The figure includes 24 poultry farmers, 15 mushroom producers, eight pig farmers, and two horticultural enterprises. The figures were revealed at a recent workshop at Teagasc Ashtown Food Research Centre, which looked at the role of carbon-neutral biomass in reducing farm fuel costs.
In the agricultural sector, the scheme is particularly aimed at enterprises that depend on fossil-fuelled boilers, Ray Langton, from the SEAI, explained.
The scheme is open to commercial, industrial, agricultural, district heating, public sector and other non-domestic heat users. It is administered by the Sustainable Energy Authority of Ireland (SEAI).
Although the scheme is getting some traction now, it is generally under-subscribed, Langton said: “We have less than 10 percent of what the scheme can cover, so there is a lot more head room.”
The scheme facilitates the conversion from fossil fuel to renewable fuels and provides operational support for biomass boilers and anaerobic digestion heating systems. The SSRH aims to support businesses and farms for up to 15 years for the installation and ongoing use of biomass and anaerobic digestion heating systems.
Bioenergy specialist Barry Caslin said when he got involved in researching this whole area back in 2007, most of the emphasis in Ireland was on growing energy crops, and developing a resource: “There was a scheme by SEAI in 2006 and 2007 where there was a capital grant available for the installation of biomass boilers. But there wasn’t a massive uptake at the time. What we were waiting for was a demand-led policy which we have today in the SSRH, so that is welcome development in the whole area."
He added: “We started promoting that scheme [the SSRH] two years ago but that coincided with a lot of challenges – Covid-19, as well as issues with the application process that have since been ironed out."

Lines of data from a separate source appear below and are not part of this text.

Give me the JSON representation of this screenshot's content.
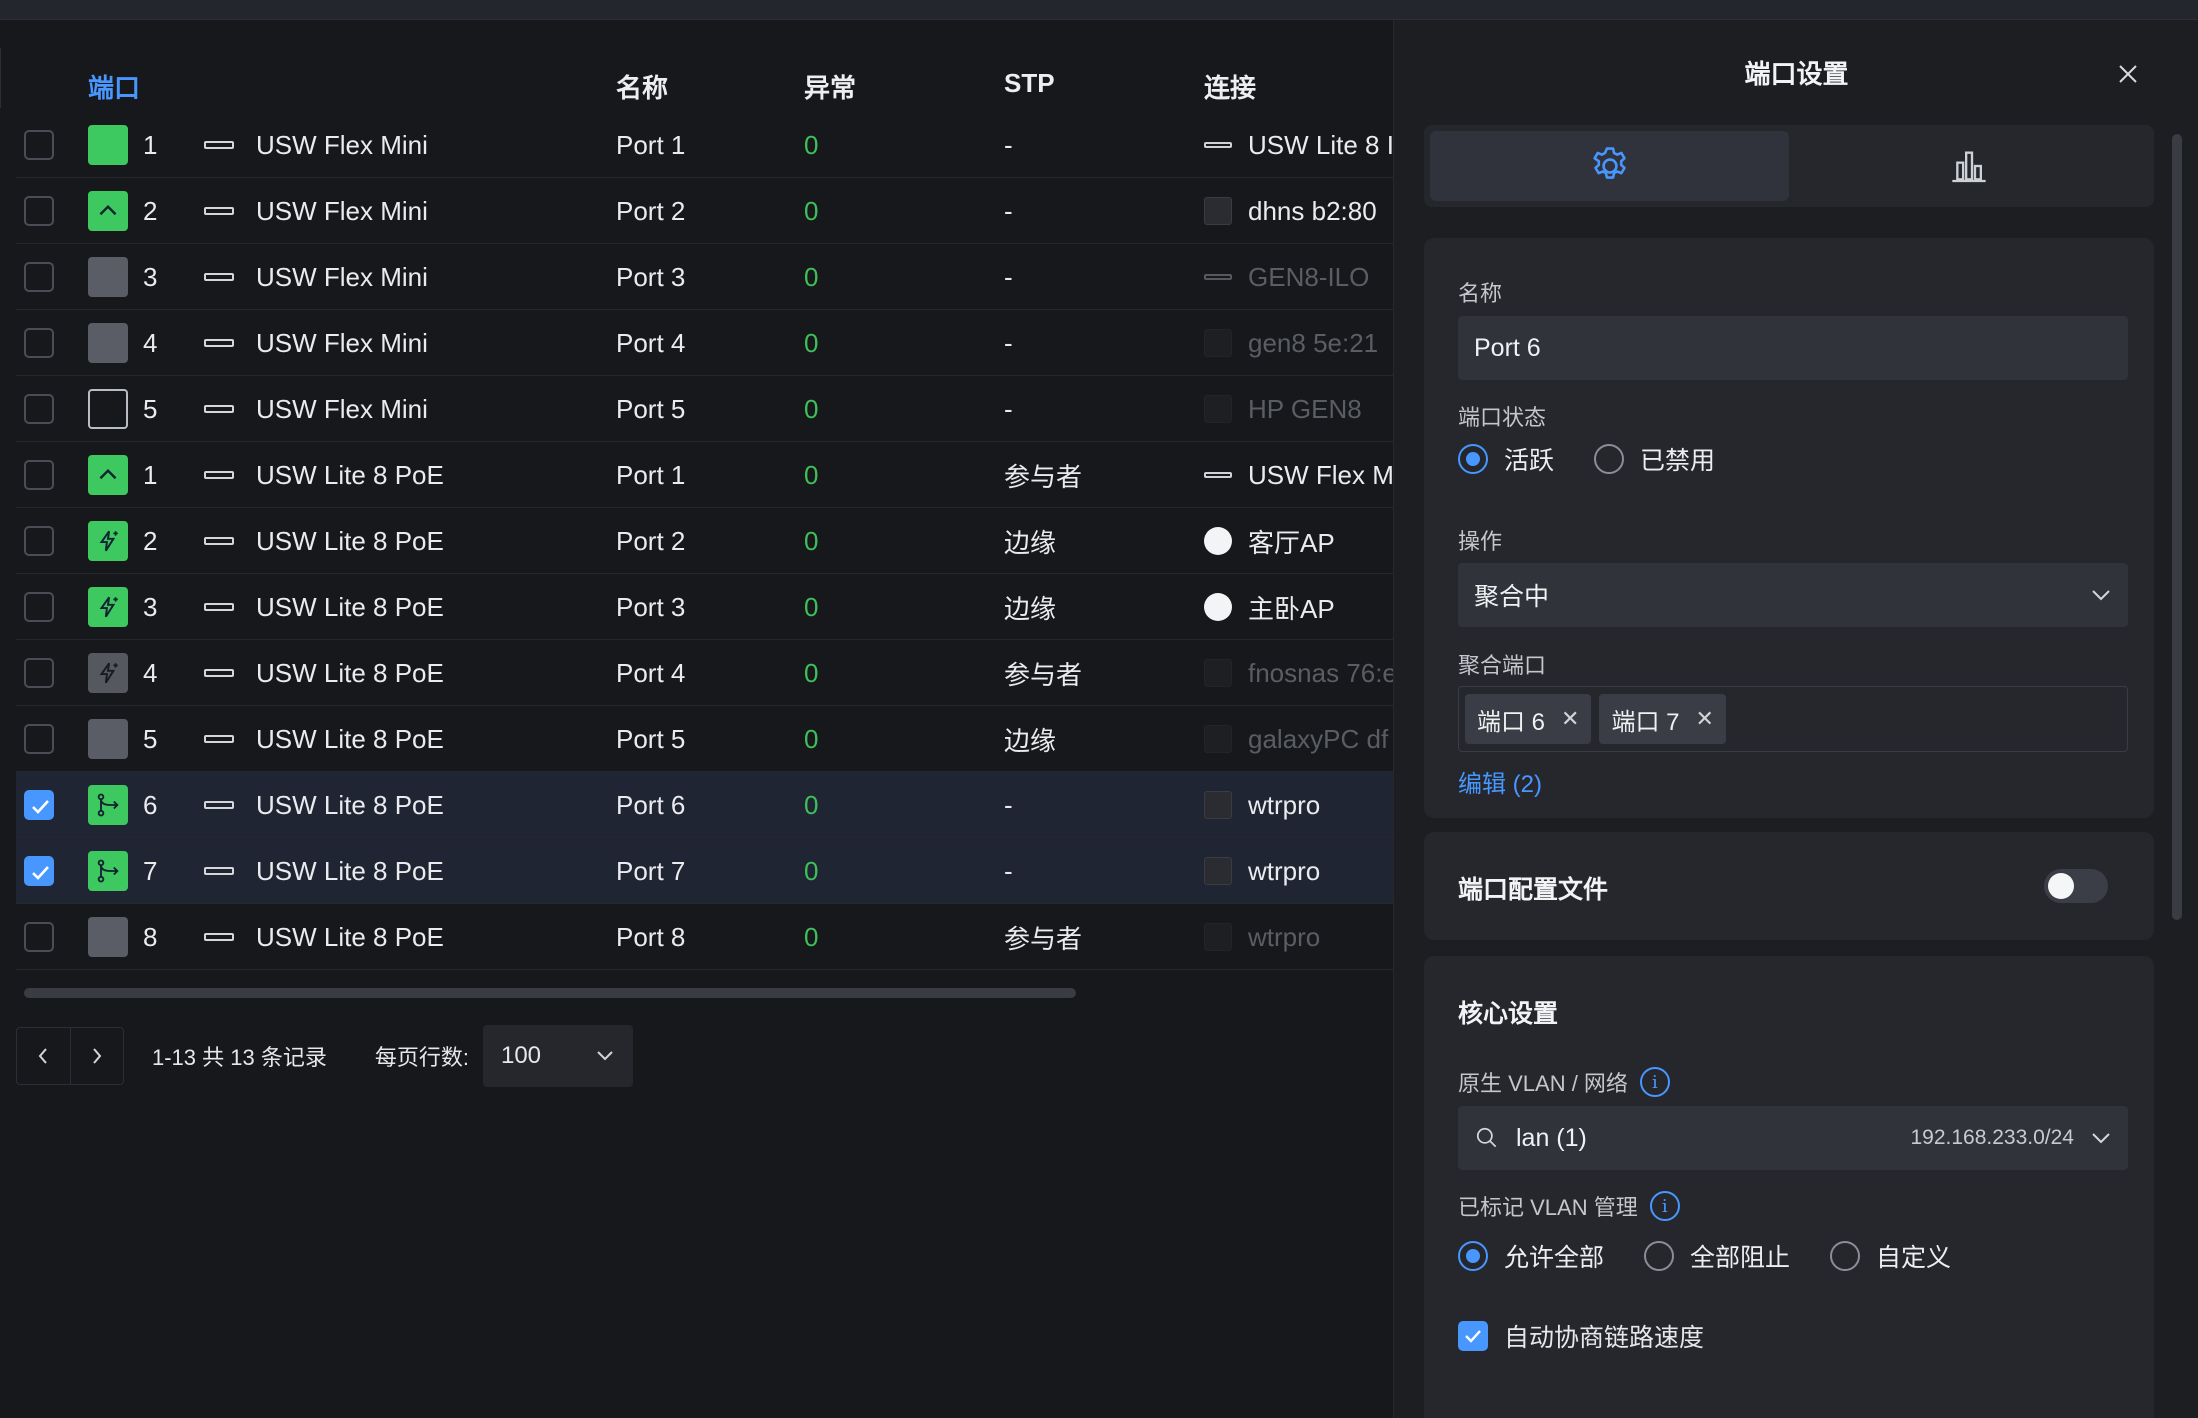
{
  "table": {
    "headers": {
      "port": "端口",
      "name": "名称",
      "errors": "异常",
      "stp": "STP",
      "connection": "连接"
    },
    "rows": [
      {
        "num": "1",
        "device": "USW Flex Mini",
        "name": "Port 1",
        "errors": "0",
        "stp": "-",
        "connection": "USW Lite 8 I",
        "port_icon": "green-solid-port-icon",
        "conn_icon": "switch-icon",
        "selected": false,
        "dim": false
      },
      {
        "num": "2",
        "device": "USW Flex Mini",
        "name": "Port 2",
        "errors": "0",
        "stp": "-",
        "connection": "dhns b2:80",
        "port_icon": "uplink-port-icon",
        "conn_icon": "device-icon",
        "selected": false,
        "dim": false
      },
      {
        "num": "3",
        "device": "USW Flex Mini",
        "name": "Port 3",
        "errors": "0",
        "stp": "-",
        "connection": "GEN8-ILO",
        "port_icon": "gray-port-icon",
        "conn_icon": "switch-icon",
        "selected": false,
        "dim": true
      },
      {
        "num": "4",
        "device": "USW Flex Mini",
        "name": "Port 4",
        "errors": "0",
        "stp": "-",
        "connection": "gen8 5e:21",
        "port_icon": "gray-port-icon",
        "conn_icon": "device-icon",
        "selected": false,
        "dim": true
      },
      {
        "num": "5",
        "device": "USW Flex Mini",
        "name": "Port 5",
        "errors": "0",
        "stp": "-",
        "connection": "HP GEN8",
        "port_icon": "outline-port-icon",
        "conn_icon": "server-icon",
        "selected": false,
        "dim": true
      },
      {
        "num": "1",
        "device": "USW Lite 8 PoE",
        "name": "Port 1",
        "errors": "0",
        "stp": "参与者",
        "connection": "USW Flex M",
        "port_icon": "uplink-port-icon",
        "conn_icon": "switch-icon",
        "selected": false,
        "dim": false
      },
      {
        "num": "2",
        "device": "USW Lite 8 PoE",
        "name": "Port 2",
        "errors": "0",
        "stp": "边缘",
        "connection": "客厅AP",
        "port_icon": "poe-port-icon",
        "conn_icon": "ap-icon",
        "selected": false,
        "dim": false
      },
      {
        "num": "3",
        "device": "USW Lite 8 PoE",
        "name": "Port 3",
        "errors": "0",
        "stp": "边缘",
        "connection": "主卧AP",
        "port_icon": "poe-port-icon",
        "conn_icon": "ap-icon",
        "selected": false,
        "dim": false
      },
      {
        "num": "4",
        "device": "USW Lite 8 PoE",
        "name": "Port 4",
        "errors": "0",
        "stp": "参与者",
        "connection": "fnosnas 76:e",
        "port_icon": "poe-inactive-port-icon",
        "conn_icon": "device-icon",
        "selected": false,
        "dim": true
      },
      {
        "num": "5",
        "device": "USW Lite 8 PoE",
        "name": "Port 5",
        "errors": "0",
        "stp": "边缘",
        "connection": "galaxyPC df",
        "port_icon": "gray-port-icon",
        "conn_icon": "device-icon",
        "selected": false,
        "dim": true
      },
      {
        "num": "6",
        "device": "USW Lite 8 PoE",
        "name": "Port 6",
        "errors": "0",
        "stp": "-",
        "connection": "wtrpro",
        "port_icon": "aggregate-port-icon",
        "conn_icon": "device-icon",
        "selected": true,
        "dim": false
      },
      {
        "num": "7",
        "device": "USW Lite 8 PoE",
        "name": "Port 7",
        "errors": "0",
        "stp": "-",
        "connection": "wtrpro",
        "port_icon": "aggregate-port-icon",
        "conn_icon": "device-icon",
        "selected": true,
        "dim": false
      },
      {
        "num": "8",
        "device": "USW Lite 8 PoE",
        "name": "Port 8",
        "errors": "0",
        "stp": "参与者",
        "connection": "wtrpro",
        "port_icon": "gray-port-icon",
        "conn_icon": "device-icon",
        "selected": false,
        "dim": true
      }
    ]
  },
  "pager": {
    "range": "1-13 共 13 条记录",
    "rows_label": "每页行数:",
    "rows_value": "100"
  },
  "panel": {
    "title": "端口设置",
    "tabs": [
      "settings-gear-icon",
      "stats-bar-chart-icon"
    ],
    "name_label": "名称",
    "name_value": "Port 6",
    "status_label": "端口状态",
    "status_options": [
      "活跃",
      "已禁用"
    ],
    "status_selected": "活跃",
    "operation_label": "操作",
    "operation_value": "聚合中",
    "agg_label": "聚合端口",
    "agg_tags": [
      "端口 6",
      "端口 7"
    ],
    "edit_link": "编辑 (2)",
    "profile_label": "端口配置文件",
    "profile_enabled": false,
    "core_title": "核心设置",
    "native_vlan_label": "原生 VLAN / 网络",
    "native_vlan_value": "lan (1)",
    "native_vlan_subnet": "192.168.233.0/24",
    "tagged_vlan_label": "已标记 VLAN 管理",
    "tagged_options": [
      "允许全部",
      "全部阻止",
      "自定义"
    ],
    "tagged_selected": "允许全部",
    "autoneg_label": "自动协商链路速度",
    "autoneg_checked": true
  },
  "colors": {
    "accent": "#4797ff",
    "ok_green": "#3fbf5a",
    "port_green": "#3dc860"
  }
}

Making the transition to renewables has "taken a long time and what is driving it now is fossil-fuel prices", he concluded.